**DIRECTIONS FOR THIS TASK:** In the listing below, locate the lines bearing the word "nickname". Copy every one of them.

**EXTRACTED ENTRIES:**
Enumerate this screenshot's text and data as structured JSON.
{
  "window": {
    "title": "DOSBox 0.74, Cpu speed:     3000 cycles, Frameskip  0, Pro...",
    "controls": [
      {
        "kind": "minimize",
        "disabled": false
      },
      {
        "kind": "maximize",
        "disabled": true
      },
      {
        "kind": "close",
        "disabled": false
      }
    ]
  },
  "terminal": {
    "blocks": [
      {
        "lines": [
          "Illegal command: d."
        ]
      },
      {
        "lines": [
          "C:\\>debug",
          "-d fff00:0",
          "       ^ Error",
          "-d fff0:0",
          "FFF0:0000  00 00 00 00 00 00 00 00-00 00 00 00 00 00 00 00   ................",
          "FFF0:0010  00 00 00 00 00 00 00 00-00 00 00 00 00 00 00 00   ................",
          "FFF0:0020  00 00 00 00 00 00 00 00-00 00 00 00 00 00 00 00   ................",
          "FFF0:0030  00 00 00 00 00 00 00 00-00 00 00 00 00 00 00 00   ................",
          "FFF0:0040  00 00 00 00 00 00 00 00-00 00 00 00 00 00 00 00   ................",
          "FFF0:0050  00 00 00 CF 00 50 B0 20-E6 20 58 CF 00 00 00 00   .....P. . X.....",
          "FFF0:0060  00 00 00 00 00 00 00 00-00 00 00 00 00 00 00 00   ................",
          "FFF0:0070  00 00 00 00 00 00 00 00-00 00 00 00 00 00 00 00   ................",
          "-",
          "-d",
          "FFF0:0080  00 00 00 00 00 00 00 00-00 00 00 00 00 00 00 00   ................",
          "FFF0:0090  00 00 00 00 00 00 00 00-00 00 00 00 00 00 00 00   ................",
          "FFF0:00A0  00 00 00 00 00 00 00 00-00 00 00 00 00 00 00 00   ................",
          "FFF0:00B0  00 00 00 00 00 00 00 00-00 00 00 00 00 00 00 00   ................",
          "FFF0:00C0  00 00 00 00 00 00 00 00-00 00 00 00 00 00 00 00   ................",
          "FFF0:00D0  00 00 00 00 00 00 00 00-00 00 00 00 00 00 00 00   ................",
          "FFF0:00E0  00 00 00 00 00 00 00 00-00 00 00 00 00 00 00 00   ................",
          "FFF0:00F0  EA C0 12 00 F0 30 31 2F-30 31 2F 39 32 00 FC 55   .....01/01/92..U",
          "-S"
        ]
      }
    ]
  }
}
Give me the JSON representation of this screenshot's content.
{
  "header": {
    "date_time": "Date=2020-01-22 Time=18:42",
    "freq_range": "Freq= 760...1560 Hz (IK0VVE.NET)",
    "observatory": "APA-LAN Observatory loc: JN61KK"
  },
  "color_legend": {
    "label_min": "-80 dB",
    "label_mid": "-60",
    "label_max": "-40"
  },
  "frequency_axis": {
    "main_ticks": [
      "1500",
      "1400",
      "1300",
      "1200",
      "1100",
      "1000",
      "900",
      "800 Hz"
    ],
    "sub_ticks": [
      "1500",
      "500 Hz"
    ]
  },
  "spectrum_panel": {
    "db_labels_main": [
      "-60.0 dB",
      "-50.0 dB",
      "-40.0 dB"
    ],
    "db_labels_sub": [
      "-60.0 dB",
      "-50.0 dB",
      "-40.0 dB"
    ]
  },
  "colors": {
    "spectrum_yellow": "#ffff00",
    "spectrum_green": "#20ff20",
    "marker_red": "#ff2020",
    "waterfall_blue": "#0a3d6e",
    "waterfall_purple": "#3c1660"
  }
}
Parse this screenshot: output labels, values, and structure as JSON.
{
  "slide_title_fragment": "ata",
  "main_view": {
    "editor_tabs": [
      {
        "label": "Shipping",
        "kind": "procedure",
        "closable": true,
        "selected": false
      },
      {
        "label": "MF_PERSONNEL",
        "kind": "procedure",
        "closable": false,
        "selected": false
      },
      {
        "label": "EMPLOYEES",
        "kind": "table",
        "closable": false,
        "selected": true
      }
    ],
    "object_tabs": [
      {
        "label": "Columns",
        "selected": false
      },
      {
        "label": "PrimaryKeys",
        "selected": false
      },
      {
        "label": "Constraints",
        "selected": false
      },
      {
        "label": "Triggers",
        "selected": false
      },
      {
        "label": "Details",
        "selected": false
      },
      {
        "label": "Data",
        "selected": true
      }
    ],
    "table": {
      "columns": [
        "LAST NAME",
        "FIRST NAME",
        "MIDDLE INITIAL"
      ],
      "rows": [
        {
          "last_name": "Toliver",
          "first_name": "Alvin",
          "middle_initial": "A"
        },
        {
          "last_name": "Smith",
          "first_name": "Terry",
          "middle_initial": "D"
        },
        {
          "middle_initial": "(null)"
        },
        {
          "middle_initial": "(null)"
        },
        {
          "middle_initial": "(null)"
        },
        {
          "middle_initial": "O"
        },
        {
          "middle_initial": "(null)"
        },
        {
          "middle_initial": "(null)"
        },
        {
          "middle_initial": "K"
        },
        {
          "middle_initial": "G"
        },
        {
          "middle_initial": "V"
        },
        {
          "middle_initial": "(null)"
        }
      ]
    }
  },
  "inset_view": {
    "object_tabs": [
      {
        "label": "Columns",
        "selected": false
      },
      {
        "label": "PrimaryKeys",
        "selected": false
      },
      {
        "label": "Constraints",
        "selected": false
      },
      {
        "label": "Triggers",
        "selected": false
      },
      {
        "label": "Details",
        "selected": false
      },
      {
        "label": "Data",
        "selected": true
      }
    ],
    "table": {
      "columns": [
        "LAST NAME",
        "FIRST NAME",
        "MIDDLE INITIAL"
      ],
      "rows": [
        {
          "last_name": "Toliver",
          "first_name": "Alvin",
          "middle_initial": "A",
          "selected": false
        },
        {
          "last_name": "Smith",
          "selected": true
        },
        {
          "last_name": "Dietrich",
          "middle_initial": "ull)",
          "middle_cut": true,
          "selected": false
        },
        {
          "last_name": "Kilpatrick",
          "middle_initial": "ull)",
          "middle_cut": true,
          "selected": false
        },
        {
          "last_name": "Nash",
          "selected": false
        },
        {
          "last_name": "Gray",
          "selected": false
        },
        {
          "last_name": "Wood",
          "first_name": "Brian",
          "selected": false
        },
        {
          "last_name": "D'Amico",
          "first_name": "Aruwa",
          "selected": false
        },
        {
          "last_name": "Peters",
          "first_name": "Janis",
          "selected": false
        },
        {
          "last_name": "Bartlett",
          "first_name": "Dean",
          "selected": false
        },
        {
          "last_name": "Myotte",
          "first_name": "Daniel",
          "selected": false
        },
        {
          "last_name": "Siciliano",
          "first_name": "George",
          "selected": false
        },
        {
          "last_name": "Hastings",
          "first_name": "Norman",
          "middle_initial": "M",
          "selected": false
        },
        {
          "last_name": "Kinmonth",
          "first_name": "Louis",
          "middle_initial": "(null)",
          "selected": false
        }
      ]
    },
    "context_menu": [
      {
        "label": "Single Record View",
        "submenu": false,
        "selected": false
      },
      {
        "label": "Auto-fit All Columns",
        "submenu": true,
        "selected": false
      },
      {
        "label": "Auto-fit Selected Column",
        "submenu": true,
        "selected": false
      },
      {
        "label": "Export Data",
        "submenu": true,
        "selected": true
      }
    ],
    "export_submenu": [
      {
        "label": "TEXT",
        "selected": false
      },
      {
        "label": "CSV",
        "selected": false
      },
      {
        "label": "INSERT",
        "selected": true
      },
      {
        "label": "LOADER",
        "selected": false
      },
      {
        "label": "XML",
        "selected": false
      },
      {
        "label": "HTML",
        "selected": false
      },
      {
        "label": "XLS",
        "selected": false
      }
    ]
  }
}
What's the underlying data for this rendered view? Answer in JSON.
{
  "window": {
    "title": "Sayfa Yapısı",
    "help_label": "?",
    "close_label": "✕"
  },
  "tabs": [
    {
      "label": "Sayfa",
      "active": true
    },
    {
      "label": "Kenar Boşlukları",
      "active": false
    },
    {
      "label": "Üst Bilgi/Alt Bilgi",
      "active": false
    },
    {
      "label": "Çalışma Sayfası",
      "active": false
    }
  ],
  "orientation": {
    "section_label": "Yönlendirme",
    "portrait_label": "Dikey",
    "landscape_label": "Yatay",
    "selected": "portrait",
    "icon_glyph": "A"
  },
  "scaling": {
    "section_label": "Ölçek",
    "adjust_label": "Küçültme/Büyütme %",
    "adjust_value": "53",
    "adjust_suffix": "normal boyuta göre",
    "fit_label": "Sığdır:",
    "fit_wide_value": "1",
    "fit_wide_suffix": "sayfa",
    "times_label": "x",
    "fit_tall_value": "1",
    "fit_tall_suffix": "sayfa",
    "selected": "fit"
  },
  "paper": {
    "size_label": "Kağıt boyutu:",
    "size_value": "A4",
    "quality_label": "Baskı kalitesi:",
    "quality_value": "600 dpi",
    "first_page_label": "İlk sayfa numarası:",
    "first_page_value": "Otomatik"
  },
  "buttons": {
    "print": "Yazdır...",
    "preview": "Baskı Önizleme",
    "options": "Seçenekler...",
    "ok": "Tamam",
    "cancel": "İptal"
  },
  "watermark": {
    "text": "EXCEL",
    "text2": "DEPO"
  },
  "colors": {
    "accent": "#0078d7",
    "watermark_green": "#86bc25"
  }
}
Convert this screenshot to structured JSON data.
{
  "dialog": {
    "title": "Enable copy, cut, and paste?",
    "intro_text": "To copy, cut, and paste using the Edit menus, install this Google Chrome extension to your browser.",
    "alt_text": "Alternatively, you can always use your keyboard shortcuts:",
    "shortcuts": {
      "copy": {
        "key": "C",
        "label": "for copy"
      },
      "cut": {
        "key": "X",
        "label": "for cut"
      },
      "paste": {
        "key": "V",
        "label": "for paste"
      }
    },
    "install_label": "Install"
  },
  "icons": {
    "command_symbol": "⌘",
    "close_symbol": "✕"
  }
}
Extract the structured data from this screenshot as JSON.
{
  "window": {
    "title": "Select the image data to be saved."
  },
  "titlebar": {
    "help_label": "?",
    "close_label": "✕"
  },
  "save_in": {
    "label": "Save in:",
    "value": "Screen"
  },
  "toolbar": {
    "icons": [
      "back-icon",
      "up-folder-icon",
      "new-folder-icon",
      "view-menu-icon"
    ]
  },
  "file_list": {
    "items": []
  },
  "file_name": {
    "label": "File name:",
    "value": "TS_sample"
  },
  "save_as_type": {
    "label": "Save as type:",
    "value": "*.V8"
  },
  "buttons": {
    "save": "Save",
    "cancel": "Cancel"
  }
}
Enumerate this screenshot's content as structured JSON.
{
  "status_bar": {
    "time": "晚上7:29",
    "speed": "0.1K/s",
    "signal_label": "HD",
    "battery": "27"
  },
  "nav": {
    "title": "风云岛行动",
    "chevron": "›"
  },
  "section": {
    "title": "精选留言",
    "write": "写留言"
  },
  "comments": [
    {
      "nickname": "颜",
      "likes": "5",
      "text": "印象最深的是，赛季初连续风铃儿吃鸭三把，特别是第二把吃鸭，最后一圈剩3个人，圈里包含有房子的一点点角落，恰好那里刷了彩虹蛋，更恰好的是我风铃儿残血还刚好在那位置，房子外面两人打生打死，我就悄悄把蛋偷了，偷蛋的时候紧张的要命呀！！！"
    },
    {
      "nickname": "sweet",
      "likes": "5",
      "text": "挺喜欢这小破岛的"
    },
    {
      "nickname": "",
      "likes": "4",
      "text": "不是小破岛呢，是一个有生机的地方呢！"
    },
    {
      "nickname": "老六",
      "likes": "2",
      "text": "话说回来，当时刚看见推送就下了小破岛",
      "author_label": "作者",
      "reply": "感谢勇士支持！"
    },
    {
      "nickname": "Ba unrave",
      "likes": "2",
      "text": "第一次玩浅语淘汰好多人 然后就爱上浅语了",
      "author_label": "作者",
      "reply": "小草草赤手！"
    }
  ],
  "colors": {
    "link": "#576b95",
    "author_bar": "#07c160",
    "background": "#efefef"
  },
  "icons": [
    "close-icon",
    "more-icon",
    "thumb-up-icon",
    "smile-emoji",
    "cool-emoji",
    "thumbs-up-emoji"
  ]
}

**EXPECTED ANSWER:**
      "nickname": "颜",
      "nickname": "sweet",
      "nickname": "",
      "nickname": "老六",
      "nickname": "Ba unrave",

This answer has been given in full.